• [Material for the task]
──────────
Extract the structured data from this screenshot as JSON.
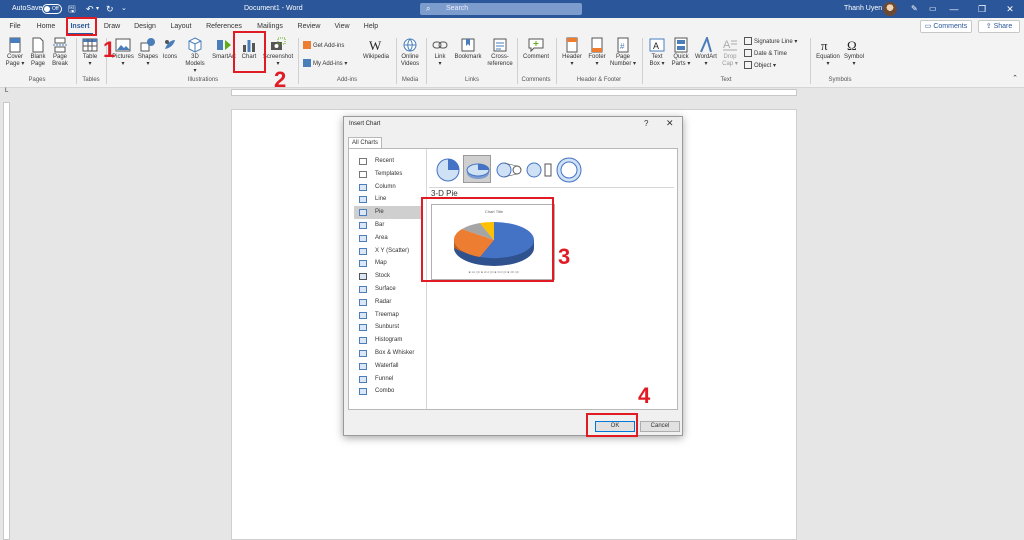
{
  "titlebar": {
    "autosave_label": "AutoSave",
    "autosave_state": "Off",
    "document_title": "Document1 - Word",
    "search_placeholder": "Search",
    "user_name": "Thanh Uyen"
  },
  "tabs": [
    {
      "label": "File"
    },
    {
      "label": "Home"
    },
    {
      "label": "Insert"
    },
    {
      "label": "Draw"
    },
    {
      "label": "Design"
    },
    {
      "label": "Layout"
    },
    {
      "label": "References"
    },
    {
      "label": "Mailings"
    },
    {
      "label": "Review"
    },
    {
      "label": "View"
    },
    {
      "label": "Help"
    }
  ],
  "top_buttons": {
    "comments": "Comments",
    "share": "Share"
  },
  "ribbon": {
    "pages": {
      "cover": "Cover",
      "cover2": "Page",
      "blank": "Blank",
      "blank2": "Page",
      "break": "Page",
      "break2": "Break",
      "label": "Pages"
    },
    "tables": {
      "table": "Table",
      "label": "Tables"
    },
    "illustrations": {
      "pictures": "Pictures",
      "shapes": "Shapes",
      "icons": "Icons",
      "models": "3D",
      "models2": "Models",
      "smartart": "SmartArt",
      "chart": "Chart",
      "screenshot": "Screenshot",
      "label": "Illustrations"
    },
    "addins": {
      "get": "Get Add-ins",
      "my": "My Add-ins",
      "wikipedia": "Wikipedia",
      "label": "Add-ins"
    },
    "media": {
      "online": "Online",
      "online2": "Videos",
      "label": "Media"
    },
    "links": {
      "link": "Link",
      "bookmark": "Bookmark",
      "cross": "Cross-",
      "cross2": "reference",
      "label": "Links"
    },
    "comments": {
      "comment": "Comment",
      "label": "Comments"
    },
    "headerfooter": {
      "header": "Header",
      "footer": "Footer",
      "page": "Page",
      "page2": "Number",
      "label": "Header & Footer"
    },
    "text": {
      "textbox": "Text",
      "textbox2": "Box",
      "quick": "Quick",
      "quick2": "Parts",
      "wordart": "WordArt",
      "drop": "Drop",
      "drop2": "Cap",
      "sigline": "Signature Line",
      "datetime": "Date & Time",
      "object": "Object",
      "label": "Text"
    },
    "symbols": {
      "equation": "Equation",
      "symbol": "Symbol",
      "label": "Symbols"
    }
  },
  "dialog": {
    "title": "Insert Chart",
    "help": "?",
    "close": "✕",
    "tab": "All Charts",
    "chart_types": [
      {
        "label": "Recent",
        "icon": "recent-icon"
      },
      {
        "label": "Templates",
        "icon": "templates-icon"
      },
      {
        "label": "Column",
        "icon": "column-chart-icon"
      },
      {
        "label": "Line",
        "icon": "line-chart-icon"
      },
      {
        "label": "Pie",
        "icon": "pie-chart-icon"
      },
      {
        "label": "Bar",
        "icon": "bar-chart-icon"
      },
      {
        "label": "Area",
        "icon": "area-chart-icon"
      },
      {
        "label": "X Y (Scatter)",
        "icon": "scatter-chart-icon"
      },
      {
        "label": "Map",
        "icon": "map-chart-icon"
      },
      {
        "label": "Stock",
        "icon": "stock-chart-icon"
      },
      {
        "label": "Surface",
        "icon": "surface-chart-icon"
      },
      {
        "label": "Radar",
        "icon": "radar-chart-icon"
      },
      {
        "label": "Treemap",
        "icon": "treemap-chart-icon"
      },
      {
        "label": "Sunburst",
        "icon": "sunburst-chart-icon"
      },
      {
        "label": "Histogram",
        "icon": "histogram-chart-icon"
      },
      {
        "label": "Box & Whisker",
        "icon": "box-whisker-chart-icon"
      },
      {
        "label": "Waterfall",
        "icon": "waterfall-chart-icon"
      },
      {
        "label": "Funnel",
        "icon": "funnel-chart-icon"
      },
      {
        "label": "Combo",
        "icon": "combo-chart-icon"
      }
    ],
    "selected_type": "Pie",
    "subtype_label": "3-D Pie",
    "preview_title": "Chart Title",
    "preview_legend": "■ 1st Qtr  ■ 2nd Qtr  ■ 3rd Qtr  ■ 4th Qtr",
    "ok": "OK",
    "cancel": "Cancel"
  },
  "annotations": {
    "step1": "1",
    "step2": "2",
    "step3": "3",
    "step4": "4"
  },
  "colors": {
    "accent": "#2b579a",
    "annotation": "#e01b24",
    "pie_blue": "#4472c4",
    "pie_orange": "#ed7d31",
    "pie_gray": "#a5a5a5",
    "pie_yellow": "#ffc000"
  }
}
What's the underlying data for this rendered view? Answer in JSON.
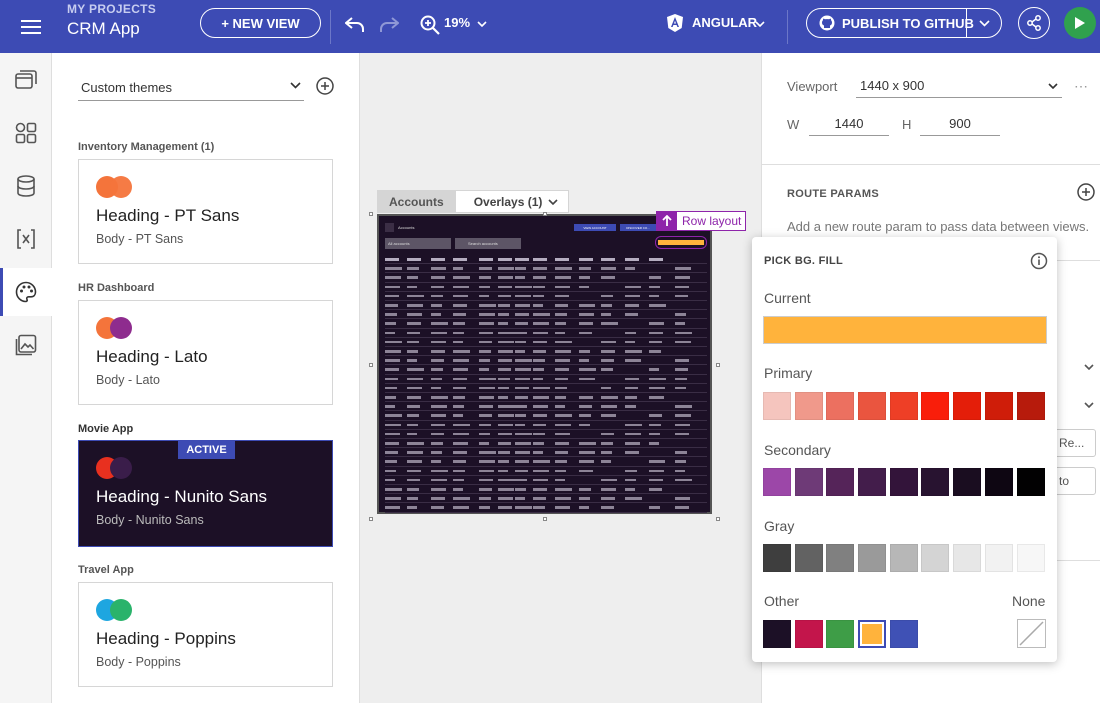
{
  "header": {
    "project_label": "MY PROJECTS",
    "app_name": "CRM App",
    "new_view_label": "+ NEW VIEW",
    "zoom_label": "19%",
    "framework_label": "ANGULAR",
    "publish_label": "PUBLISH TO GITHUB"
  },
  "themes": {
    "selector_value": "Custom themes",
    "groups": [
      {
        "label": "Inventory Management (1)",
        "heading": "Heading - PT Sans",
        "body": "Body - PT Sans",
        "dot1": "#f4743b",
        "dot2": "#f4743b"
      },
      {
        "label": "HR Dashboard",
        "heading": "Heading - Lato",
        "body": "Body - Lato",
        "dot1": "#f4743b",
        "dot2": "#8e2c8e"
      },
      {
        "label": "Movie App",
        "heading": "Heading - Nunito Sans",
        "body": "Body - Nunito Sans",
        "dot1": "#e8301f",
        "dot2": "#3a1d4a",
        "badge": "ACTIVE"
      },
      {
        "label": "Travel App",
        "heading": "Heading - Poppins",
        "body": "Body - Poppins",
        "dot1": "#1ea6e0",
        "dot2": "#2ab36b"
      }
    ]
  },
  "canvas": {
    "crumb_accounts": "Accounts",
    "crumb_overlays": "Overlays (1)",
    "row_layout_label": "Row layout",
    "mini_title": "Accounts",
    "mini_select": "All accounts",
    "mini_search": "Search accounts",
    "mini_btn1": "VIEW ACCOUNT",
    "mini_btn2": "DISCOVER CO..."
  },
  "properties": {
    "viewport_label": "Viewport",
    "viewport_value": "1440 x 900",
    "w_label": "W",
    "w_value": "1440",
    "h_label": "H",
    "h_value": "900",
    "route_params_title": "ROUTE PARAMS",
    "route_params_hint": "Add a new route param to pass data between views.",
    "faded_btn1": "Re...",
    "faded_btn2": "to"
  },
  "color_picker": {
    "title": "PICK BG. FILL",
    "current_label": "Current",
    "current_color": "#ffb33c",
    "primary_label": "Primary",
    "primary": [
      "#f5c5be",
      "#f0998b",
      "#ec7060",
      "#ea553f",
      "#ee3f26",
      "#f91e0a",
      "#e41e09",
      "#cf1d09",
      "#b71b0c"
    ],
    "secondary_label": "Secondary",
    "secondary": [
      "#9c47a8",
      "#6e3a77",
      "#552459",
      "#431d4b",
      "#33143a",
      "#281330",
      "#1a0d20",
      "#0e0612",
      "#020102"
    ],
    "gray_label": "Gray",
    "gray": [
      "#3e3e3e",
      "#626262",
      "#808080",
      "#9a9a9a",
      "#b7b7b7",
      "#d4d4d4",
      "#e7e7e7",
      "#f2f2f2",
      "#f7f7f7"
    ],
    "other_label": "Other",
    "other": [
      "#1c1026",
      "#c3154b",
      "#3e9d47",
      "#ffb33c",
      "#3f51b5"
    ],
    "none_label": "None"
  }
}
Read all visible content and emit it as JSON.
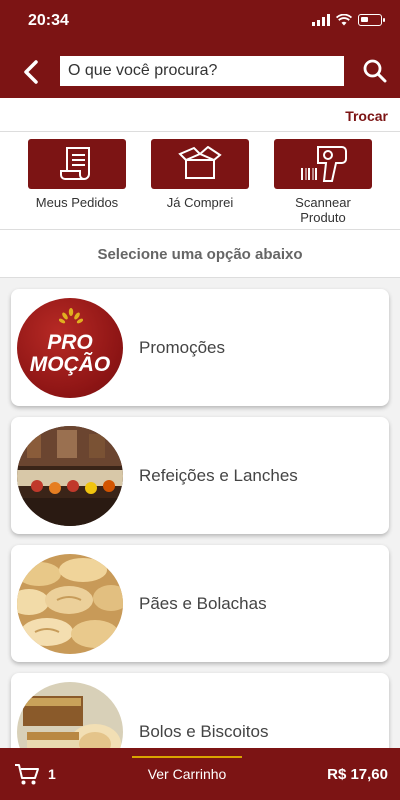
{
  "status": {
    "time": "20:34",
    "icons": [
      "signal-icon",
      "wifi-icon",
      "battery-icon"
    ]
  },
  "header": {
    "back_icon": "chevron-left-icon",
    "search_placeholder": "O que você procura?",
    "search_icon": "search-icon",
    "color": "#7c1414"
  },
  "store": {
    "change_label": "Trocar"
  },
  "actions": [
    {
      "label": "Meus Pedidos",
      "icon": "receipt-icon"
    },
    {
      "label": "Já Comprei",
      "icon": "open-box-icon"
    },
    {
      "label": "Scannear Produto",
      "icon": "barcode-scanner-icon"
    }
  ],
  "section_title": "Selecione uma opção abaixo",
  "categories": [
    {
      "label": "Promoções",
      "image": "promo-badge",
      "badge_text": [
        "PRO",
        "MOÇÃO"
      ]
    },
    {
      "label": "Refeições e Lanches",
      "image": "buffet-photo"
    },
    {
      "label": "Pães e Bolachas",
      "image": "bread-photo"
    },
    {
      "label": "Bolos e Biscoitos",
      "image": "cake-photo"
    }
  ],
  "cart": {
    "icon": "cart-icon",
    "count": "1",
    "view_label": "Ver Carrinho",
    "total": "R$ 17,60",
    "accent": "#d9a400"
  }
}
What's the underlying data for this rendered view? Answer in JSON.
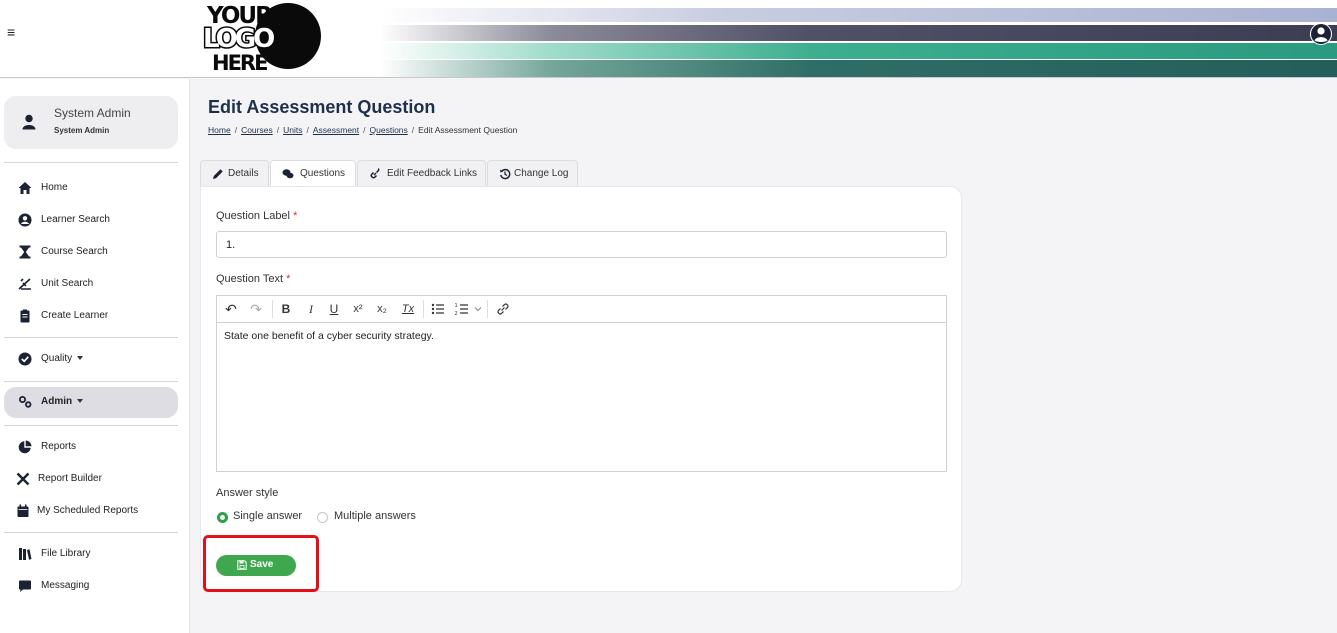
{
  "header": {
    "menu_icon": "hamburger-icon",
    "logo": {
      "line1": "YOUR",
      "line2": "LOGO",
      "line3": "HERE"
    },
    "user_icon": "user-circle-icon"
  },
  "sidebar": {
    "profile": {
      "name": "System Admin",
      "role": "System Admin",
      "icon": "user-icon"
    },
    "items": [
      {
        "label": "Home",
        "icon": "home-icon"
      },
      {
        "label": "Learner Search",
        "icon": "user-circle-icon"
      },
      {
        "label": "Course Search",
        "icon": "hourglass-icon"
      },
      {
        "label": "Unit Search",
        "icon": "ruler-icon"
      },
      {
        "label": "Create Learner",
        "icon": "clipboard-icon"
      },
      {
        "label": "Quality",
        "icon": "check-circle-icon"
      },
      {
        "label": "Admin",
        "icon": "cogs-icon"
      },
      {
        "label": "Reports",
        "icon": "pie-chart-icon"
      },
      {
        "label": "Report Builder",
        "icon": "tools-icon"
      },
      {
        "label": "My Scheduled Reports",
        "icon": "calendar-icon"
      },
      {
        "label": "File Library",
        "icon": "books-icon"
      },
      {
        "label": "Messaging",
        "icon": "message-icon"
      }
    ]
  },
  "page": {
    "title": "Edit Assessment Question",
    "breadcrumb": [
      "Home",
      "Courses",
      "Units",
      "Assessment",
      "Questions",
      "Edit Assessment Question"
    ],
    "tabs": [
      {
        "label": "Details",
        "icon": "pencil-icon"
      },
      {
        "label": "Questions",
        "icon": "comments-icon"
      },
      {
        "label": "Edit Feedback Links",
        "icon": "link-icon"
      },
      {
        "label": "Change Log",
        "icon": "history-icon"
      }
    ],
    "active_tab": "Questions"
  },
  "form": {
    "question_label": {
      "label": "Question Label",
      "required": "*",
      "value": "1."
    },
    "question_text": {
      "label": "Question Text",
      "required": "*",
      "value": "State one benefit of a cyber security strategy."
    },
    "toolbar": {
      "undo": "↶",
      "redo": "↷",
      "bold": "B",
      "italic": "I",
      "underline": "U",
      "superscript": "x²",
      "subscript": "x₂",
      "clear": "Tx"
    },
    "answer_style": {
      "label": "Answer style",
      "options": [
        "Single answer",
        "Multiple answers"
      ],
      "selected": "Single answer"
    },
    "save_label": "Save"
  },
  "colors": {
    "accent": "#3fa84f",
    "title": "#1f2f4a",
    "highlight": "#e3101a"
  }
}
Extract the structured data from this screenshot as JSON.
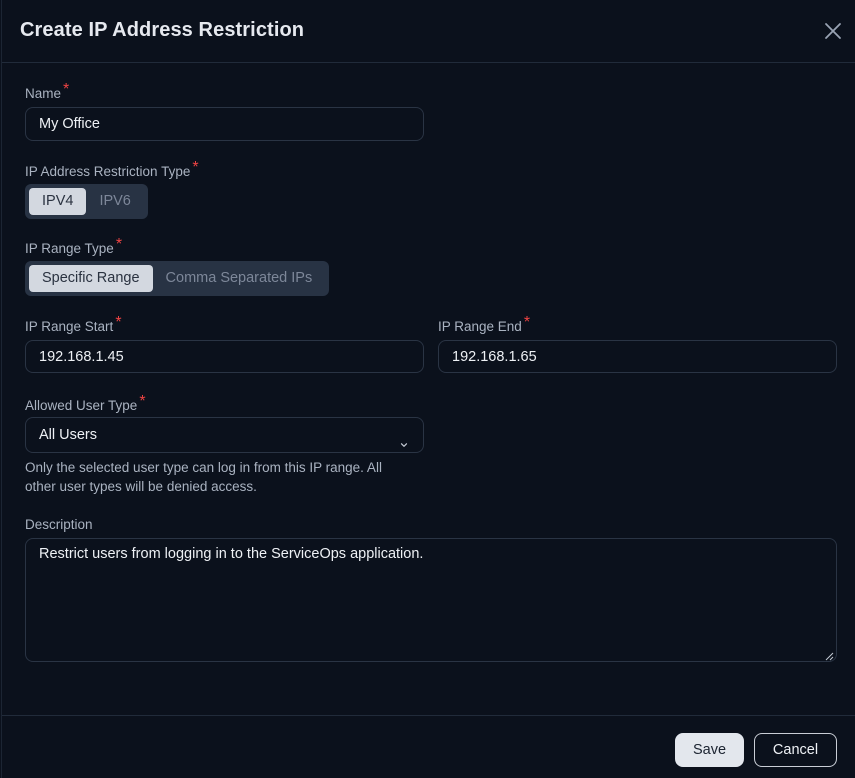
{
  "dialog": {
    "title": "Create IP Address Restriction",
    "close_icon": "close-icon"
  },
  "form": {
    "name": {
      "label": "Name",
      "required": "*",
      "value": "My Office"
    },
    "restriction_type": {
      "label": "IP Address Restriction Type",
      "required": "*",
      "options": [
        "IPV4",
        "IPV6"
      ],
      "selected": "IPV4"
    },
    "range_type": {
      "label": "IP Range Type",
      "required": "*",
      "options": [
        "Specific Range",
        "Comma Separated IPs"
      ],
      "selected": "Specific Range"
    },
    "range_start": {
      "label": "IP Range Start",
      "required": "*",
      "value": "192.168.1.45"
    },
    "range_end": {
      "label": "IP Range End",
      "required": "*",
      "value": "192.168.1.65"
    },
    "allowed_user_type": {
      "label": "Allowed User Type",
      "required": "*",
      "value": "All Users",
      "icon": "chevron-down-icon",
      "help_line1": "Only the selected user type can log in from this IP range. All",
      "help_line2": "other user types will be denied access."
    },
    "description": {
      "label": "Description",
      "value": "Restrict users from logging in to the ServiceOps application."
    }
  },
  "footer": {
    "save_label": "Save",
    "cancel_label": "Cancel"
  },
  "colors": {
    "background": "#0b111c",
    "required": "#ef4444",
    "segment_bg": "#283344",
    "segment_active": "#d3d8e0"
  }
}
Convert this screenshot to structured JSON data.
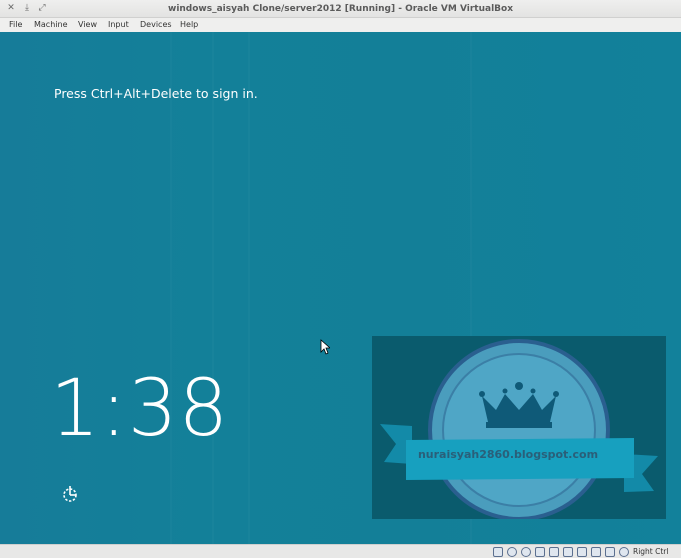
{
  "window": {
    "title": "windows_aisyah Clone/server2012 [Running] - Oracle VM VirtualBox",
    "controls": [
      "close-icon",
      "minimize-icon",
      "maximize-icon"
    ]
  },
  "menu": {
    "items": [
      "File",
      "Machine",
      "View",
      "Input",
      "Devices",
      "Help"
    ]
  },
  "vm": {
    "prompt": "Press Ctrl+Alt+Delete to sign in.",
    "time": "1:38",
    "background_color": "#137f98",
    "accessibility_icon": "ease-of-access-icon"
  },
  "watermark": {
    "text": "nuraisyah2860.blogspot.com"
  },
  "statusbar": {
    "icons": [
      "hard-disk-icon",
      "optical-drive-icon",
      "audio-icon",
      "network-icon",
      "usb-icon",
      "shared-folders-icon",
      "display-icon",
      "video-capture-icon",
      "virtualization-icon",
      "mouse-integration-icon",
      "keyboard-icon"
    ],
    "host_key": "Right Ctrl"
  }
}
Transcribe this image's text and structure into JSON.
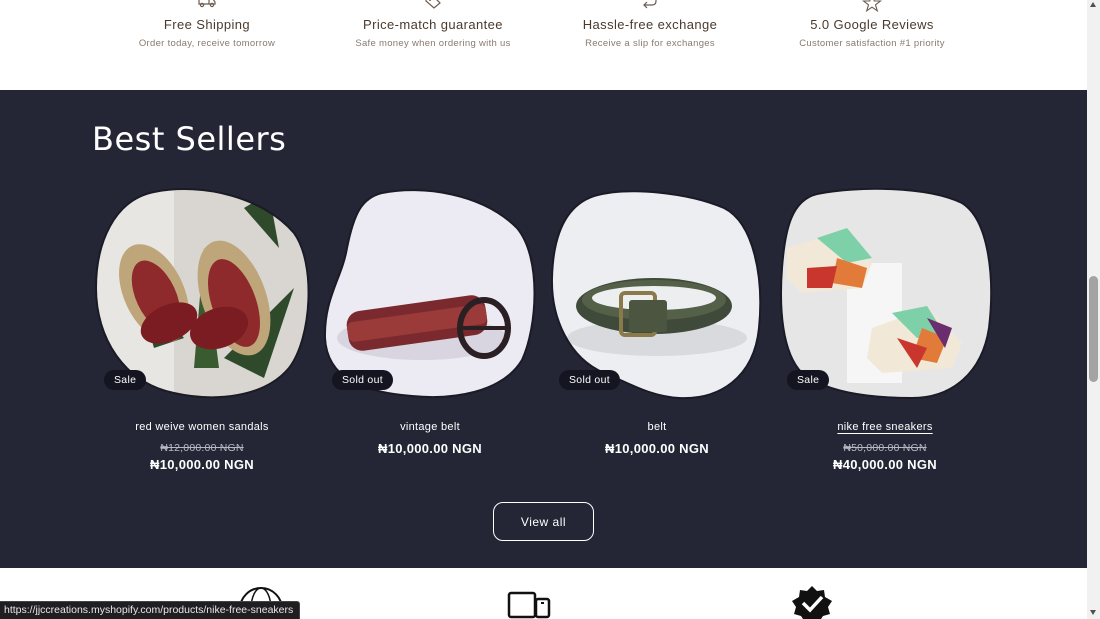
{
  "features": [
    {
      "icon": "truck-icon",
      "title": "Free Shipping",
      "subtitle": "Order today, receive tomorrow"
    },
    {
      "icon": "tag-icon",
      "title": "Price-match guarantee",
      "subtitle": "Safe money when ordering with us"
    },
    {
      "icon": "return-arrow-icon",
      "title": "Hassle-free exchange",
      "subtitle": "Receive a slip for exchanges"
    },
    {
      "icon": "star-icon",
      "title": "5.0 Google Reviews",
      "subtitle": "Customer satisfaction #1 priority"
    }
  ],
  "best_sellers": {
    "heading": "Best Sellers",
    "products": [
      {
        "name": "red weive women sandals",
        "badge": "Sale",
        "old_price": "₦12,000.00 NGN",
        "price": "₦10,000.00 NGN"
      },
      {
        "name": "vintage belt",
        "badge": "Sold out",
        "old_price": "",
        "price": "₦10,000.00 NGN"
      },
      {
        "name": "belt",
        "badge": "Sold out",
        "old_price": "",
        "price": "₦10,000.00 NGN"
      },
      {
        "name": "nike free sneakers",
        "badge": "Sale",
        "old_price": "₦50,000.00 NGN",
        "price": "₦40,000.00 NGN"
      }
    ],
    "view_all_label": "View all"
  },
  "bottom_icons": [
    "globe-icon",
    "devices-icon",
    "verified-badge-icon"
  ],
  "status_bar": {
    "url": "https://jjccreations.myshopify.com/products/nike-free-sneakers"
  },
  "colors": {
    "section_bg": "#242636",
    "feature_title": "#4a3a2e",
    "feature_subtitle": "#8a7a6e"
  }
}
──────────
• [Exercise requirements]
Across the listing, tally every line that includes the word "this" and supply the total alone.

• [Answer below]
7